I don’t remember the first time I weighed myself after my D-Day but I do remember seeing the numbers decrease on a regular basis. I didn’t really believe I would lose much more than eight or ten pounds because my appetite began to come back around month three. But my stomach could no longer handle a normal size portion of food and sometimes I am just not hungry. Today I weigh 122 pounds. When I strip down and stand in front of a mirror I still see all my flaws. I struggle to see my body as beautiful. I hear people compliment my body but I cannot see it.
The image my mind sees reflected in the mirror is irrational. I am acknowledging that this doesn’t make sense and I have a very unhealthy self-image. I’ve never spoken openly about this issue until these words were typed upon this page. I am still nervous about publishing this post. Somehow talking about my husband’s affair and the aftermath is easier than revealing this… So why am I writing this? I need to be honest with myself. I need to hold myself accountable.
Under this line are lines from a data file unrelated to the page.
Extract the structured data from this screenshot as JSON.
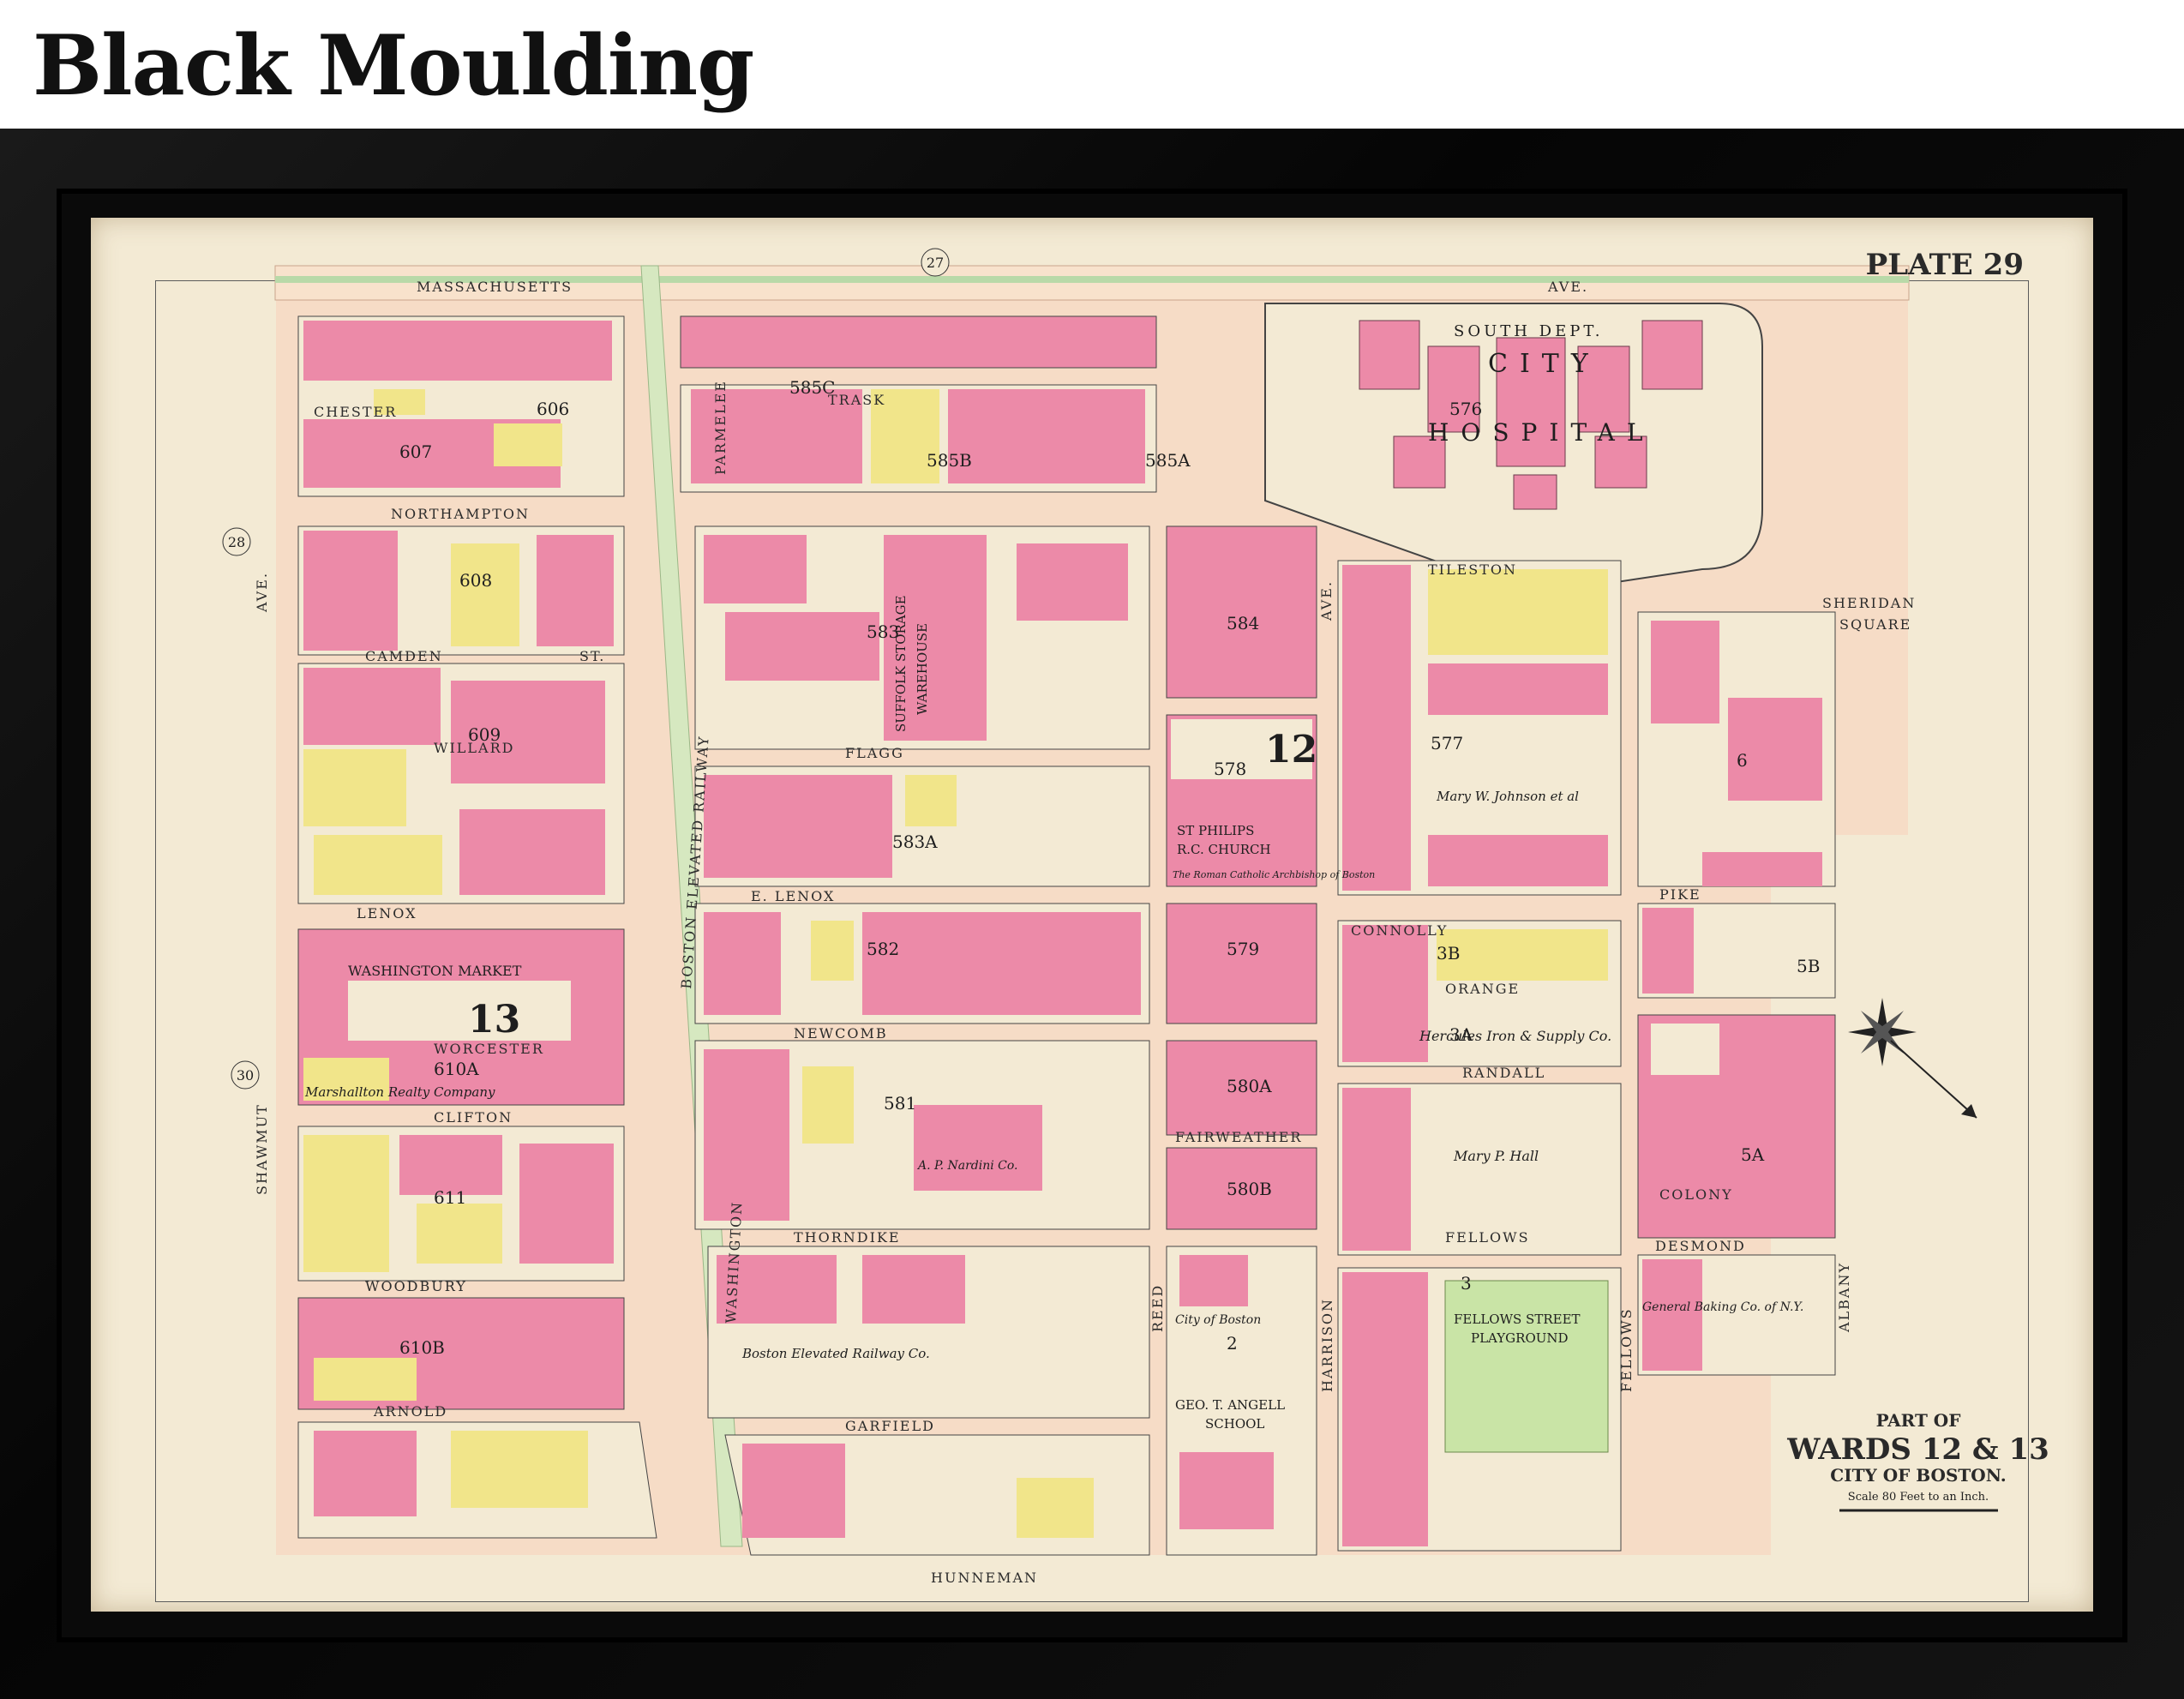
{
  "header": {
    "title": "Black Moulding"
  },
  "map": {
    "plate": "PLATE 29",
    "cartouche": {
      "line1": "PART OF",
      "line2": "WARDS 12 & 13",
      "line3": "CITY OF BOSTON.",
      "scale": "Scale 80 Feet to an Inch."
    },
    "adjacent_plates": [
      "27",
      "28",
      "30"
    ],
    "wards": [
      "13",
      "12",
      "13"
    ],
    "streets": {
      "massachusetts": "MASSACHUSETTS",
      "ave": "AVE.",
      "northampton": "NORTHAMPTON",
      "chester": "CHESTER",
      "camden": "CAMDEN",
      "st": "ST.",
      "willard": "WILLARD",
      "lenox": "LENOX",
      "e_lenox": "E. LENOX",
      "worcester": "WORCESTER",
      "clifton": "CLIFTON",
      "woodbury": "WOODBURY",
      "arnold": "ARNOLD",
      "shawmut": "SHAWMUT",
      "washington": "WASHINGTON",
      "flagg": "FLAGG",
      "newcomb": "NEWCOMB",
      "thorndike": "THORNDIKE",
      "fairweather": "FAIRWEATHER",
      "garfield": "GARFIELD",
      "hunneman": "HUNNEMAN",
      "reed": "REED",
      "harrison": "HARRISON",
      "tileston": "TILESTON",
      "connolly": "CONNOLLY",
      "orange": "ORANGE",
      "randall": "RANDALL",
      "fellows": "FELLOWS",
      "desmond": "DESMOND",
      "colony": "COLONY",
      "pike": "PIKE",
      "albany": "ALBANY",
      "sheridan": "SHERIDAN",
      "square": "SQUARE",
      "trask": "TRASK",
      "parmelee": "PARMELEE",
      "boston_elevated_railway": "BOSTON ELEVATED RAILWAY"
    },
    "landmarks": {
      "hospital_dept": "SOUTH DEPT.",
      "hospital_city": "CITY",
      "hospital_name": "HOSPITAL",
      "st_philips": "ST PHILIPS",
      "rc_church": "R.C. CHURCH",
      "washington_market": "WASHINGTON MARKET",
      "fellows_playground": "FELLOWS STREET",
      "playground": "PLAYGROUND",
      "school_name": "GEO. T. ANGELL",
      "school": "SCHOOL",
      "suffolk_storage": "SUFFOLK STORAGE",
      "warehouse": "WAREHOUSE"
    },
    "owners": {
      "hercules": "Hercules Iron & Supply Co.",
      "bery": "Boston Elevated Railway Co.",
      "nardini": "A. P. Nardini Co.",
      "general_baking": "General Baking Co. of N.Y.",
      "mary_hall": "Mary P. Hall",
      "mary_johnson": "Mary W. Johnson et al",
      "city_of_boston": "City of Boston",
      "marshallton": "Marshallton Realty Company",
      "roman_catholic": "The Roman Catholic Archbishop of Boston"
    },
    "block_numbers": [
      "606",
      "607",
      "608",
      "609",
      "610A",
      "610B",
      "611",
      "583",
      "583A",
      "584",
      "578",
      "579",
      "580A",
      "580B",
      "581",
      "582",
      "585A",
      "585B",
      "585C",
      "576",
      "577",
      "3A",
      "3B",
      "5A",
      "5B",
      "6",
      "2",
      "3"
    ]
  },
  "colors": {
    "paper": "#f3ead4",
    "brick_pink": "#ec8aa8",
    "wood_yellow": "#f1e58a",
    "park_green": "#c9e4a6",
    "street": "#f7e6d2",
    "frame": "#0c0c0c"
  }
}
In writing this post and exposing myself, I recognize how my issues share some similarities with my husband’s mindset while involved in his affair. It wasn’t really based on anything real; neither of us acted because of something we truly believe. As much weight as I lose I still don’t see myself as better or feel great. The flickering moment of the scale telling me my weight is less than yesterday is my only high associated with my eating problems. And if the number is more than the day before then I feel like a failure, crap, disappointed in myself. I hate feeling hungry. I hate the way my stomach churns when I haven’t eaten enough. I hate the headaches that come from withholding food from my body. And, I notice my moods are more extreme when I am hungry, thus the term: hangry. Anyone who has been hungry before can understand that it doesn’t feel good to starve. Sometimes I think it’s a cry for help or attention, but I also understand it’s about control. I can control my food intake even when I feel like everything else is out of my control. Is it crazy to compare this to what my husband may have felt while involved in his affair? Maybe. Maybe not.
Image borrowed from http://effectsofbodyimage.wordpress.com/